EXERCISE DIRECTIONS >> A faithful, word-for-word copy of the records is required, and it must contain no pictures.

::::

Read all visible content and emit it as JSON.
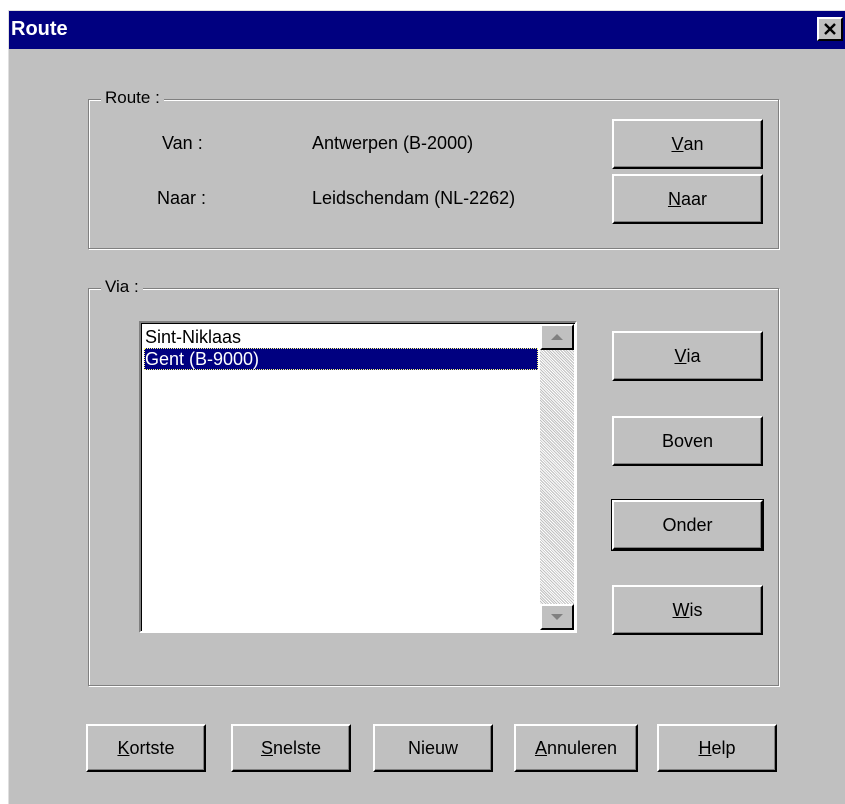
{
  "window": {
    "title": "Route"
  },
  "route_group": {
    "label": "Route :",
    "from_label": "Van :",
    "from_value": "Antwerpen (B-2000)",
    "to_label": "Naar :",
    "to_value": "Leidschendam (NL-2262)",
    "from_button_mnemonic": "V",
    "from_button_rest": "an",
    "to_button_mnemonic": "N",
    "to_button_rest": "aar"
  },
  "via_group": {
    "label": "Via :",
    "items": [
      {
        "label": "Sint-Niklaas",
        "selected": false
      },
      {
        "label": "Gent (B-9000)",
        "selected": true
      }
    ],
    "via_button_mnemonic": "V",
    "via_button_rest": "ia",
    "up_button": "Boven",
    "down_button": "Onder",
    "clear_button_mnemonic": "W",
    "clear_button_rest": "is"
  },
  "footer": {
    "shortest_mnemonic": "K",
    "shortest_rest": "ortste",
    "fastest_mnemonic": "S",
    "fastest_rest": "nelste",
    "new_label": "Nieuw",
    "cancel_mnemonic": "A",
    "cancel_rest": "nnuleren",
    "help_mnemonic": "H",
    "help_rest": "elp"
  },
  "colors": {
    "titlebar": "#000080",
    "face": "#c0c0c0",
    "selection": "#000080"
  }
}
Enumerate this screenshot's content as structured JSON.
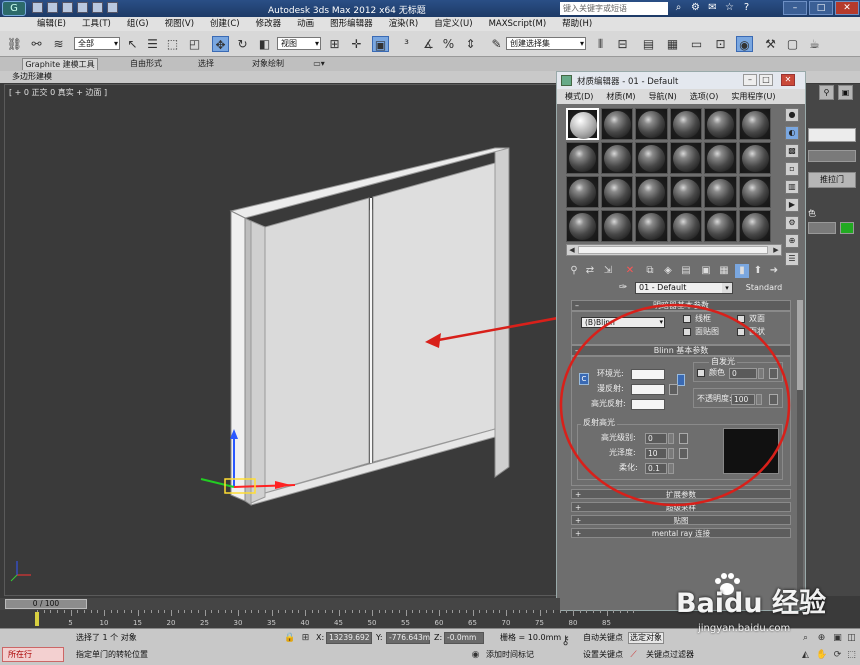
{
  "window": {
    "title": "Autodesk 3ds Max  2012 x64   无标题",
    "search_placeholder": "键入关键字或短语"
  },
  "menubar": {
    "items": [
      "编辑(E)",
      "工具(T)",
      "组(G)",
      "视图(V)",
      "创建(C)",
      "修改器",
      "动画",
      "图形编辑器",
      "渲染(R)",
      "自定义(U)",
      "MAXScript(M)",
      "帮助(H)"
    ]
  },
  "toolbar": {
    "selection_filter": "全部",
    "ref_coord": "视图",
    "named_selection": "创建选择集"
  },
  "ribbon": {
    "tabs": [
      "Graphite 建模工具",
      "自由形式",
      "选择",
      "对象绘制"
    ],
    "sub_label": "多边形建模"
  },
  "viewport": {
    "label": "[ + 0 正交 0 真实 + 边面 ]"
  },
  "command_panel": {
    "button_label": "推拉门",
    "color_label": "色",
    "object_color": "#22aa22"
  },
  "material_editor": {
    "title": "材质编辑器 - 01 - Default",
    "menus": [
      "模式(D)",
      "材质(M)",
      "导航(N)",
      "选项(O)",
      "实用程序(U)"
    ],
    "material_name": "01 - Default",
    "material_type": "Standard",
    "shader_rollout": {
      "title": "明暗器基本参数",
      "shader": "(B)Blinn",
      "options": [
        "线框",
        "双面",
        "面贴图",
        "面状"
      ]
    },
    "blinn_rollout": {
      "title": "Blinn 基本参数",
      "self_illum_title": "自发光",
      "color_label": "颜色",
      "self_illum_value": "0",
      "ambient_label": "环境光:",
      "diffuse_label": "漫反射:",
      "specular_label": "高光反射:",
      "opacity_label": "不透明度:",
      "opacity_value": "100",
      "highlights_title": "反射高光",
      "spec_level_label": "高光级别:",
      "spec_level_value": "0",
      "gloss_label": "光泽度:",
      "gloss_value": "10",
      "soften_label": "柔化:",
      "soften_value": "0.1"
    },
    "collapsed_rollouts": [
      "扩展参数",
      "超级采样",
      "贴图",
      "mental ray 连接"
    ]
  },
  "timeline": {
    "slider_text": "0 / 100",
    "ticks": [
      0,
      5,
      10,
      15,
      20,
      25,
      30,
      35,
      40,
      45,
      50,
      55,
      60,
      65,
      70,
      75,
      80,
      85
    ]
  },
  "status": {
    "mode_badge": "所在行",
    "selection_text": "选择了 1 个 对象",
    "prompt_text": "指定单门的转轮位置",
    "x_label": "X:",
    "x_value": "13239.692",
    "y_label": "Y:",
    "y_value": "-776.643m",
    "z_label": "Z:",
    "z_value": "-0.0mm",
    "grid_text": "栅格 = 10.0mm",
    "add_time_tag": "添加时间标记",
    "auto_key": "自动关键点",
    "set_key": "设置关键点",
    "selected_objects": "选定对象",
    "key_filters": "关键点过滤器"
  },
  "watermark": {
    "text": "Baidu 经验",
    "url": "jingyan.baidu.com"
  }
}
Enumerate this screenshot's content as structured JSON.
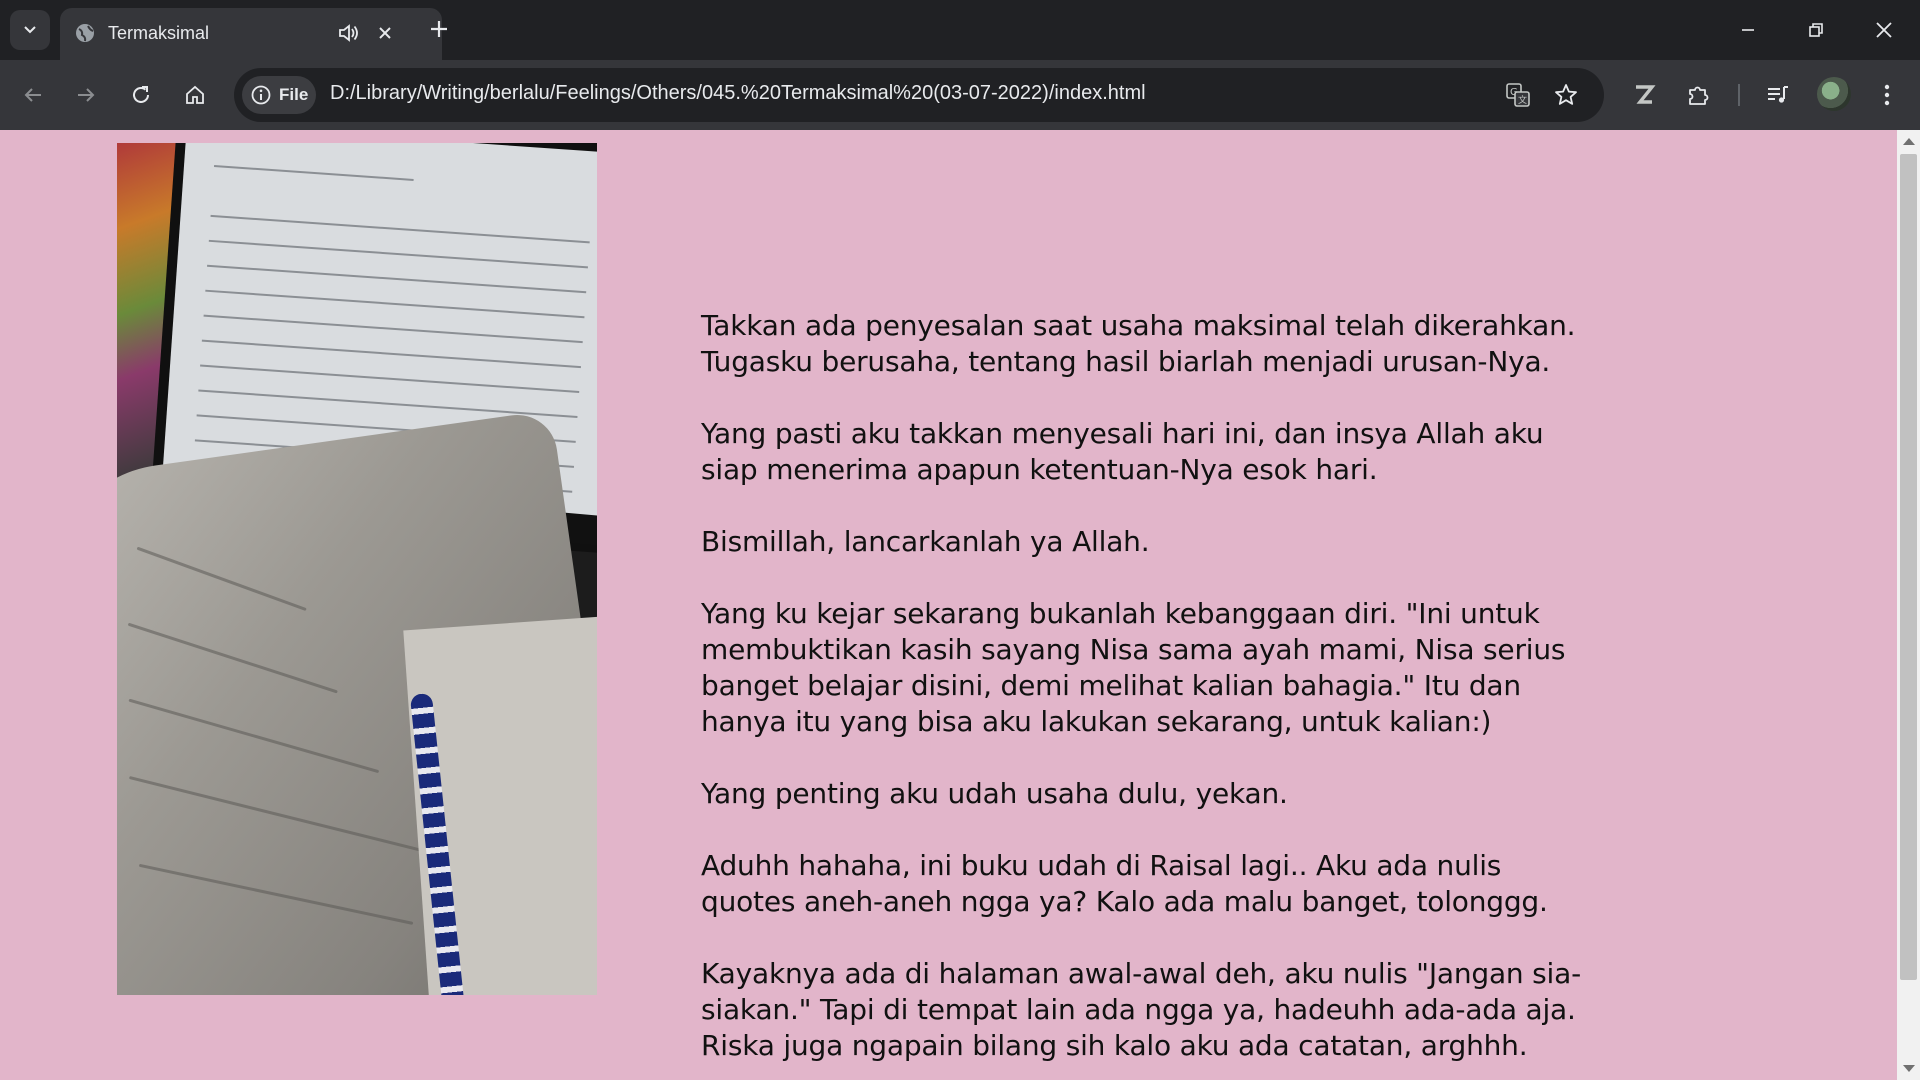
{
  "browser": {
    "tab": {
      "title": "Termaksimal"
    },
    "omnibox": {
      "site_chip_label": "File",
      "url": "D:/Library/Writing/berlalu/Feelings/Others/045.%20Termaksimal%20(03-07-2022)/index.html"
    }
  },
  "page": {
    "background_color": "#e2b5ca",
    "paragraphs": [
      "Takkan ada penyesalan saat usaha maksimal telah dikerahkan. Tugasku berusaha, tentang hasil biarlah menjadi urusan-Nya.",
      "Yang pasti aku takkan menyesali hari ini, dan insya Allah aku siap menerima apapun ketentuan-Nya esok hari.",
      "Bismillah, lancarkanlah ya Allah.",
      "Yang ku kejar sekarang bukanlah kebanggaan diri. \"Ini untuk membuktikan kasih sayang Nisa sama ayah mami, Nisa serius banget belajar disini, demi melihat kalian bahagia.\" Itu dan hanya itu yang bisa aku lakukan sekarang, untuk kalian:)",
      "Yang penting aku udah usaha dulu, yekan.",
      "Aduhh hahaha, ini buku udah di Raisal lagi.. Aku ada nulis quotes aneh-aneh ngga ya? Kalo ada malu banget, tolonggg.",
      "Kayaknya ada di halaman awal-awal deh, aku nulis \"Jangan sia-siakan.\" Tapi di tempat lain ada ngga ya, hadeuhh ada-ada aja. Riska juga ngapain bilang sih kalo aku ada catatan, arghhh."
    ]
  }
}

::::

TASK RESPONSE >>
Read all visible content and emit it as JSON.
{
  "window": {
    "title": "Route"
  },
  "route_group": {
    "label": "Route :",
    "from_label": "Van :",
    "from_value": "Antwerpen (B-2000)",
    "to_label": "Naar :",
    "to_value": "Leidschendam (NL-2262)",
    "from_button_mnemonic": "V",
    "from_button_rest": "an",
    "to_button_mnemonic": "N",
    "to_button_rest": "aar"
  },
  "via_group": {
    "label": "Via :",
    "items": [
      {
        "label": "Sint-Niklaas",
        "selected": false
      },
      {
        "label": "Gent (B-9000)",
        "selected": true
      }
    ],
    "via_button_mnemonic": "V",
    "via_button_rest": "ia",
    "up_button": "Boven",
    "down_button": "Onder",
    "clear_button_mnemonic": "W",
    "clear_button_rest": "is"
  },
  "footer": {
    "shortest_mnemonic": "K",
    "shortest_rest": "ortste",
    "fastest_mnemonic": "S",
    "fastest_rest": "nelste",
    "new_label": "Nieuw",
    "cancel_mnemonic": "A",
    "cancel_rest": "nnuleren",
    "help_mnemonic": "H",
    "help_rest": "elp"
  },
  "colors": {
    "titlebar": "#000080",
    "face": "#c0c0c0",
    "selection": "#000080"
  }
}
Enumerate this screenshot's content as structured JSON.
{
  "window": {
    "title": "Autodesk 3ds Max  2012 x64   无标题",
    "search_placeholder": "键入关键字或短语"
  },
  "menubar": {
    "items": [
      "编辑(E)",
      "工具(T)",
      "组(G)",
      "视图(V)",
      "创建(C)",
      "修改器",
      "动画",
      "图形编辑器",
      "渲染(R)",
      "自定义(U)",
      "MAXScript(M)",
      "帮助(H)"
    ]
  },
  "toolbar": {
    "selection_filter": "全部",
    "ref_coord": "视图",
    "named_selection": "创建选择集"
  },
  "ribbon": {
    "tabs": [
      "Graphite 建模工具",
      "自由形式",
      "选择",
      "对象绘制"
    ],
    "sub_label": "多边形建模"
  },
  "viewport": {
    "label": "[ + 0 正交 0 真实 + 边面 ]"
  },
  "command_panel": {
    "button_label": "推拉门",
    "color_label": "色",
    "object_color": "#22aa22"
  },
  "material_editor": {
    "title": "材质编辑器 - 01 - Default",
    "menus": [
      "模式(D)",
      "材质(M)",
      "导航(N)",
      "选项(O)",
      "实用程序(U)"
    ],
    "material_name": "01 - Default",
    "material_type": "Standard",
    "shader_rollout": {
      "title": "明暗器基本参数",
      "shader": "(B)Blinn",
      "options": [
        "线框",
        "双面",
        "面贴图",
        "面状"
      ]
    },
    "blinn_rollout": {
      "title": "Blinn 基本参数",
      "self_illum_title": "自发光",
      "color_label": "颜色",
      "self_illum_value": "0",
      "ambient_label": "环境光:",
      "diffuse_label": "漫反射:",
      "specular_label": "高光反射:",
      "opacity_label": "不透明度:",
      "opacity_value": "100",
      "highlights_title": "反射高光",
      "spec_level_label": "高光级别:",
      "spec_level_value": "0",
      "gloss_label": "光泽度:",
      "gloss_value": "10",
      "soften_label": "柔化:",
      "soften_value": "0.1"
    },
    "collapsed_rollouts": [
      "扩展参数",
      "超级采样",
      "贴图",
      "mental ray 连接"
    ]
  },
  "timeline": {
    "slider_text": "0 / 100",
    "ticks": [
      0,
      5,
      10,
      15,
      20,
      25,
      30,
      35,
      40,
      45,
      50,
      55,
      60,
      65,
      70,
      75,
      80,
      85
    ]
  },
  "status": {
    "mode_badge": "所在行",
    "selection_text": "选择了 1 个 对象",
    "prompt_text": "指定单门的转轮位置",
    "x_label": "X:",
    "x_value": "13239.692",
    "y_label": "Y:",
    "y_value": "-776.643m",
    "z_label": "Z:",
    "z_value": "-0.0mm",
    "grid_text": "栅格 = 10.0mm",
    "add_time_tag": "添加时间标记",
    "auto_key": "自动关键点",
    "set_key": "设置关键点",
    "selected_objects": "选定对象",
    "key_filters": "关键点过滤器"
  },
  "watermark": {
    "text": "Baidu 经验",
    "url": "jingyan.baidu.com"
  }
}
Enumerate this screenshot's content as structured JSON.
{
  "browser": {
    "tab": {
      "title": "Termaksimal"
    },
    "omnibox": {
      "site_chip_label": "File",
      "url": "D:/Library/Writing/berlalu/Feelings/Others/045.%20Termaksimal%20(03-07-2022)/index.html"
    }
  },
  "page": {
    "background_color": "#e2b5ca",
    "paragraphs": [
      "Takkan ada penyesalan saat usaha maksimal telah dikerahkan. Tugasku berusaha, tentang hasil biarlah menjadi urusan-Nya.",
      "Yang pasti aku takkan menyesali hari ini, dan insya Allah aku siap menerima apapun ketentuan-Nya esok hari.",
      "Bismillah, lancarkanlah ya Allah.",
      "Yang ku kejar sekarang bukanlah kebanggaan diri. \"Ini untuk membuktikan kasih sayang Nisa sama ayah mami, Nisa serius banget belajar disini, demi melihat kalian bahagia.\" Itu dan hanya itu yang bisa aku lakukan sekarang, untuk kalian:)",
      "Yang penting aku udah usaha dulu, yekan.",
      "Aduhh hahaha, ini buku udah di Raisal lagi.. Aku ada nulis quotes aneh-aneh ngga ya? Kalo ada malu banget, tolonggg.",
      "Kayaknya ada di halaman awal-awal deh, aku nulis \"Jangan sia-siakan.\" Tapi di tempat lain ada ngga ya, hadeuhh ada-ada aja. Riska juga ngapain bilang sih kalo aku ada catatan, arghhh."
    ]
  }
}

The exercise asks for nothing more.